A photo essay is a series of images that explores one topic, thought, idea, or subject. This form of storytelling allows photographers to create a visual narrative through a series of photographs, which can be accompanied by text or other storytelling elements but does not require them. The heart of a photo essay is building a story with photographs, rather than words.
Photo essays have been a mainstay in journalism for decades, but traverse genres from landscape and documentary to portraiture and fine art. Most photographers are well acquainted with photo essays like “The Great Depression” by Dorothea Lange, and more contemporary essays where portraitists photographed themselves daily or weekly over a series of years.
While the photo essay umbrella encompasses many genres and approaches, the two main types of photo essays are Thematic and Narrative.
Thematic photo essays are created around a subject, idea, or theme. They can be very broad and cover everything from street photography in New York in the 1970’s, to Route 66 Motels. They tend to document a larger story and leave more room for interpretation.
Narrative photo essays follow a storyline and are generally much more specific. These essays can be documentary, fine art, conceptual, or anything in between, but they tend to stick with one story from beginning to end.

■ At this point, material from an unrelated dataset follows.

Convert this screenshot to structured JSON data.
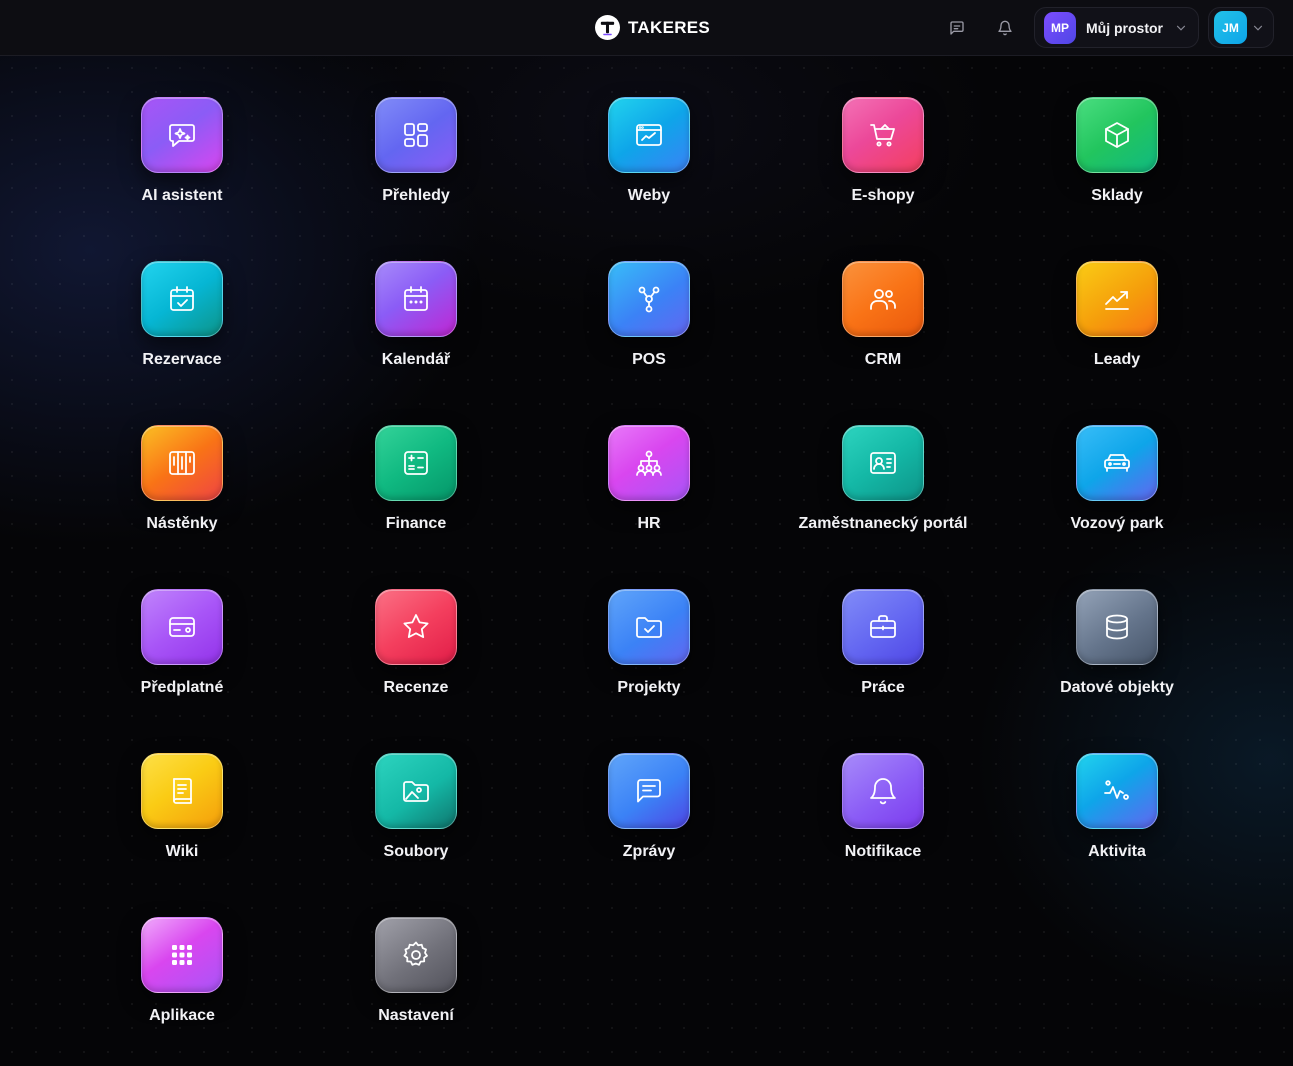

War Widow: a Narrative Photo Essay by Kate Woodman
How to Create a Photo Essay
All photo essays begin with a topic, theme, or idea the photographer wants to explore, convey, or understand. Then, the photographer decides how to approach the subject. They may build a shot list, or approach the subject from a documentary standpoint and shoot the subject as they find it. Photographing these subjects can cover a lot of time, such as the study of a people group or an environment, or be completed in the short term, such as a “day in the life,” style of essay.
Once the photographer knows how they want to approach the subject, they’ll make preparations and begin shooting. Every photographer will approach this process differently, but all should keep in mind that everything in the frame will help tell the story. Therefore, it’s in the photographer's best interest to be as exacting in their approach as they would be for any other project.

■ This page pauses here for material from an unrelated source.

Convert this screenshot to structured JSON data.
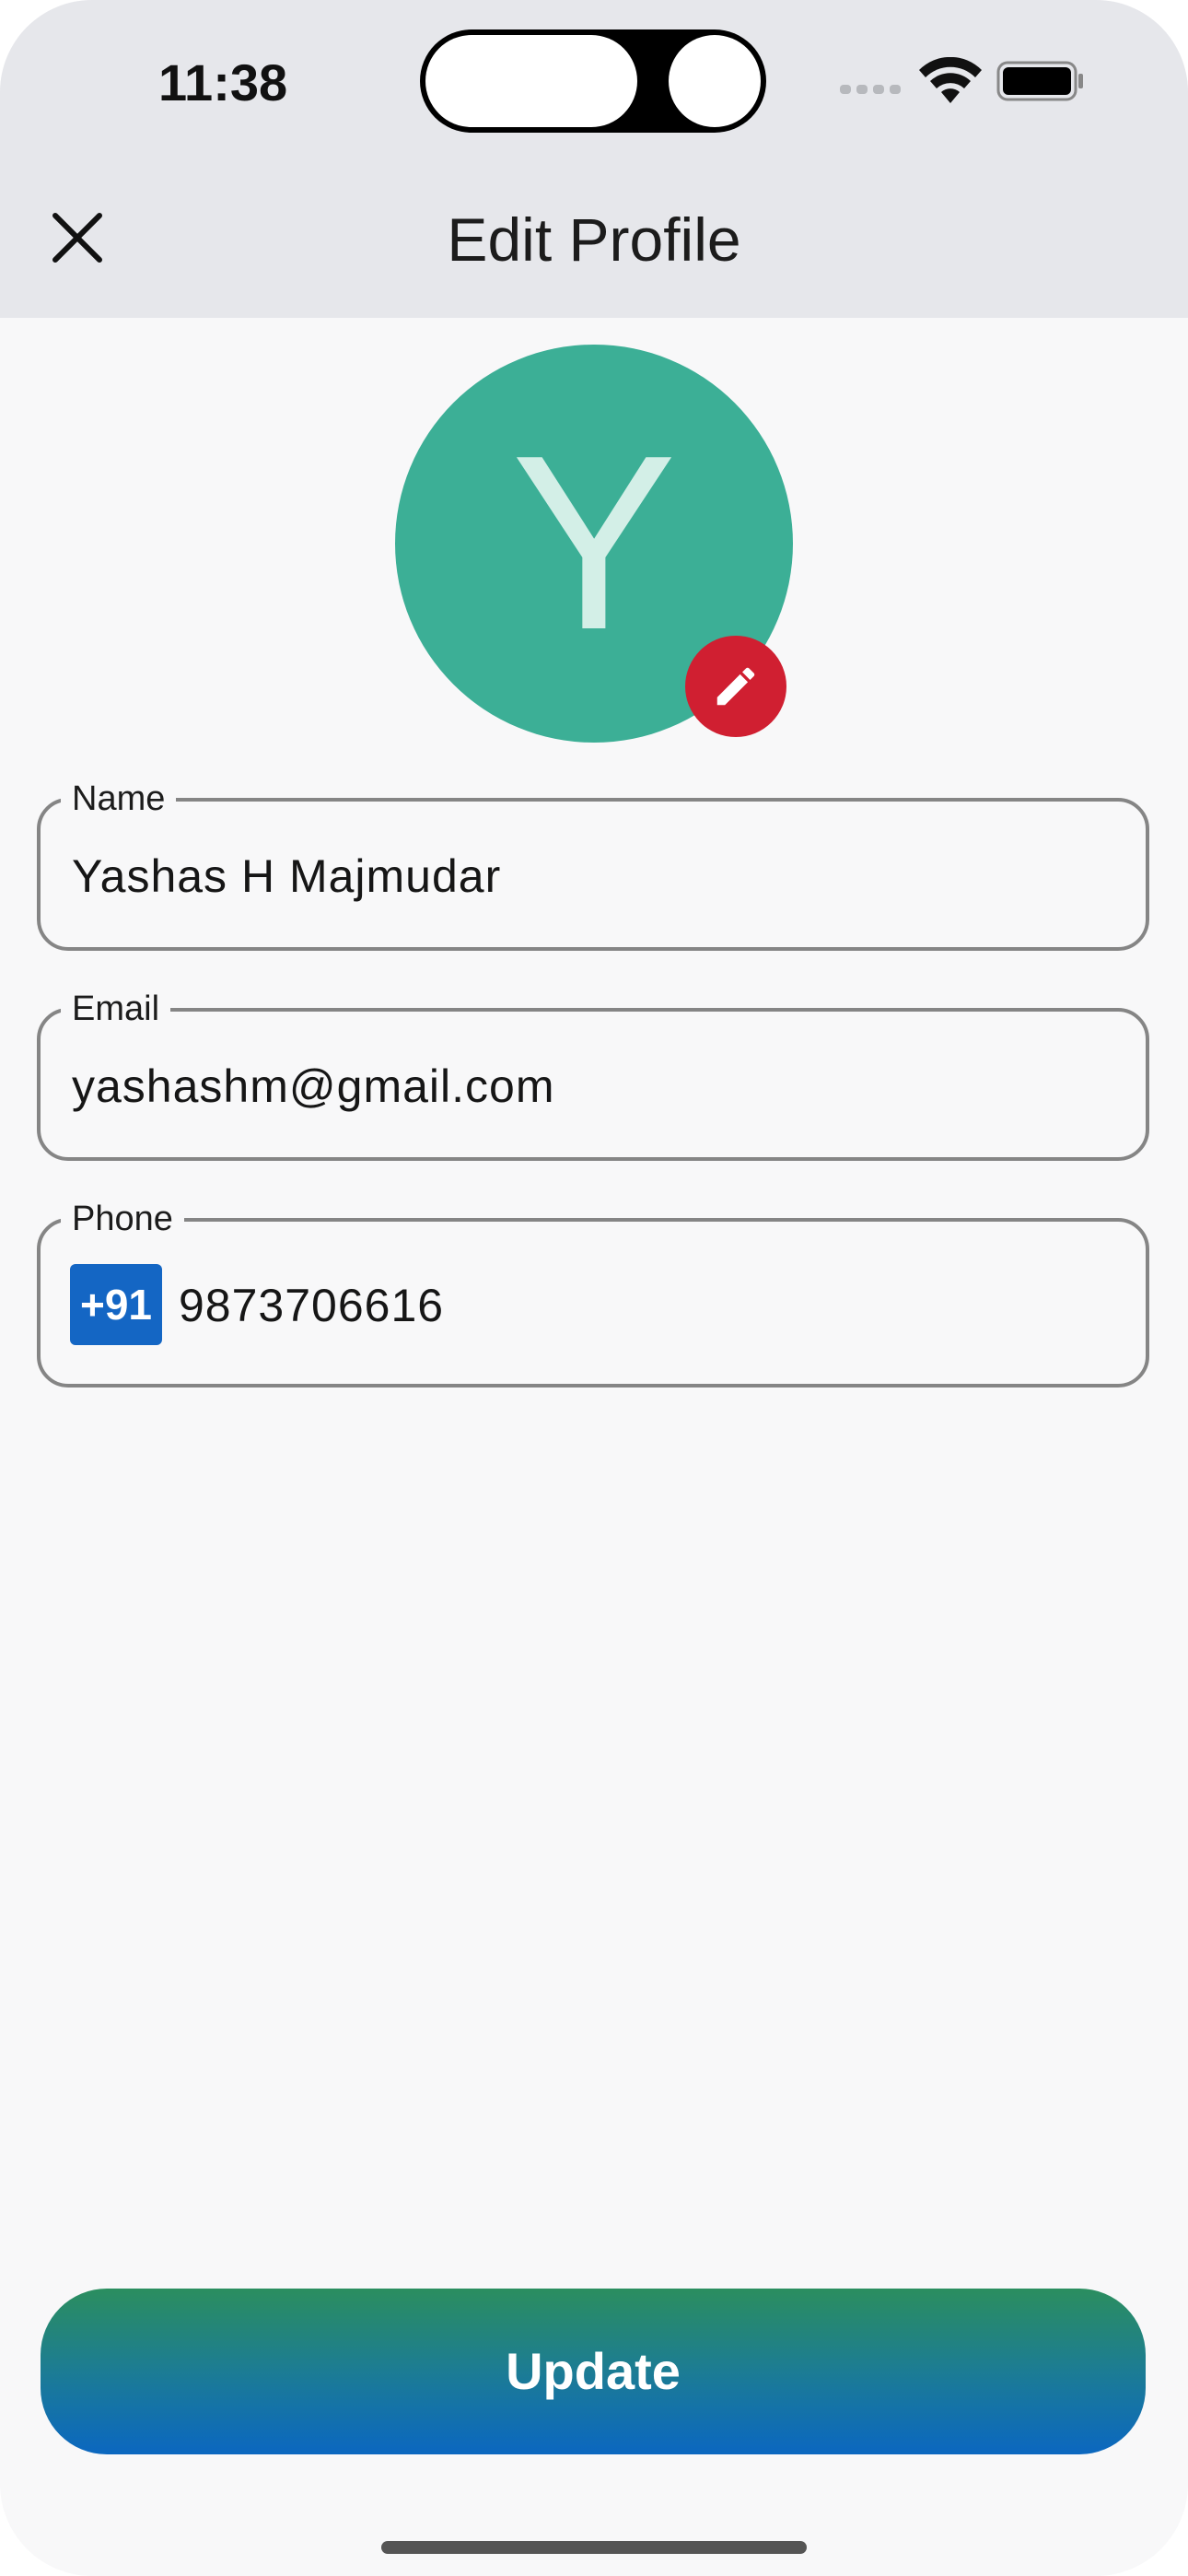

The ultimate goal is to compile a series of photographs for a visual story that allows the viewer to engage with the subject matter.
- Select a topic, subject, create a story, or select a photo essay idea. There are no right or wrong answers, as long as the photographer is interested in exploring the subject or telling a story. Any idea can be a good idea if it's approached the right way.
- Consider whether a shot list is necessary. Documentarians often choose to shoot subjects as they find them, while fine artists or conceptual photographers will often create a storyline and a series of photographs to illustrate it.
- Make plans to photograph the subject. This could be as simple as grabbing a camera and heading out to a location, or as complex as building a set and scheduling several shoots over the course of months or years.
- Curate the story. Look at all the images that have been captured and decide which are the strongest, and which contribute most to telling the story or exploring the theme or idea. Remember, an essay cannot be a single image, but a single image can make or break the story.
- Present the essay. This is, possibly, the most important part of the process because how an essay is presented, and where, will be very important in determining whether the story reaches the intended audience. Consider who needs to see this story, and what venues will be best to reach that audience. This could be a simple release to one's network on social media platforms, through a gallery, a self-funded art show, or in partnership with a company that supports a specific cause.
In this video, PRO EDU Instructor Kate Woodman talks about her conceptual photo essay, War Widow, and breaks down how each visual contributes to the narrative.
Photo Essay Topic Ideas
A day in the life
30 days of my desk
Shelter Dogs of Houston
The life of a garden
The effect of violence in the home
Homage to the old west
Unplanned still lives
There are no bad ideas for an essay photo series, as long as the photographer is interested in exploring the ideas, capturing the story elements, and creating a photo story.
The photo essay is a powerful tool photographers can use to bring light to topics they care about, explore ideas, and hone their storytelling skills so they're better able to evoke emotion.
Essays have often been the catalyst for growth and made more than one photographer famous when the essay sparks fire to the imagination of the public. Almost every photographer in any genre can benefit from the exercise of creating a photo essay, so what’s stopping you?